“I don’t think that’s how it is now, I think that’s changed a little bit, JL has talked a lot about how we are behaving off the field and we are going to be measured on that as well which is a good sign.”

Hazlewood admitted that the Australians didn’t grasp the seriousness of the ball-tampering controversy until the following morning when it had started to register back home. Smith was immediately stood down for the remainder of the Cape Town Test before the trio involved were handed their sanctions a few days later.

“We went to bed that night and Australia hadn’t woken up yet, when it hit back in Australia and we woke up it was quite surprising how big a reaction it was,” he said. “It wasn’t massive in South Africa, all the Australian writers know it’s going on here and there and around different teams and people have been done in the past, I guess they talked it down a bit if anything but once it hit home the media went the other way and the reaction was massive.”

Hazlewood also hinted at agreement with Langer that Smith – who Langer said in an interview with Sky Sports “maybe just wasn’t strong enough in his leadership” – lacked the experience needed to keep the team on track but added that these days players are often required to do all their learning on the international stage.

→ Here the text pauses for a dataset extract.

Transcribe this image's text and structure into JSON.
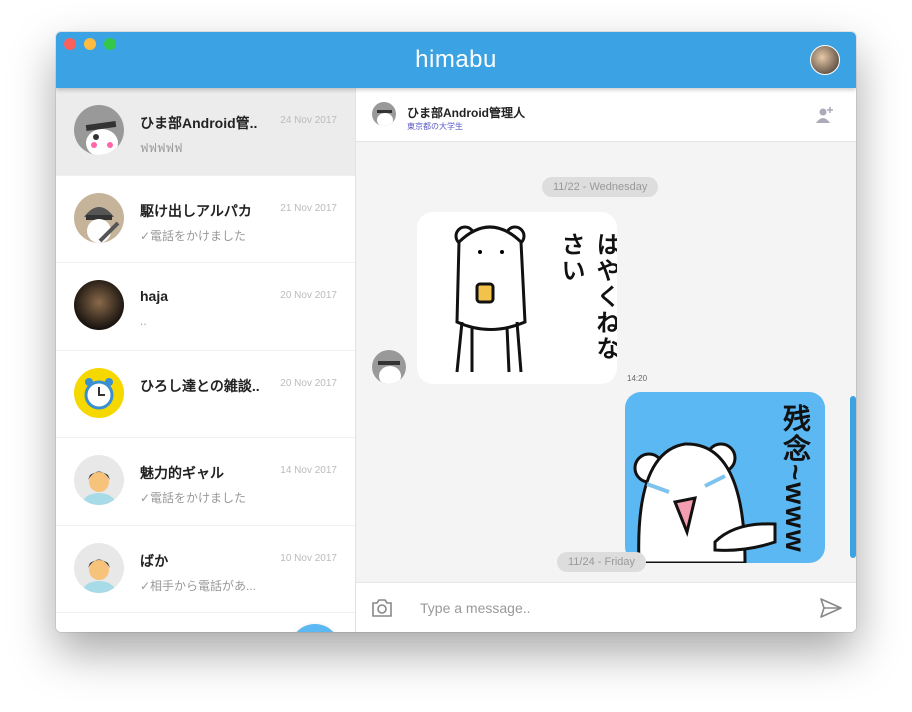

“Cricket-wise I think he was ready, he probably wasn’t ready with everything that came with it I guess,” he said. “It’s a different time now where we’re basically cricketers from the time we leave school and we don’t really experience life outside of cricket and the cricket environment, back in those times they probably got out in the world, had a few jobs, learned a lot of life lessons. Now you go straight from school into a cricket environment and cricket is all you know.”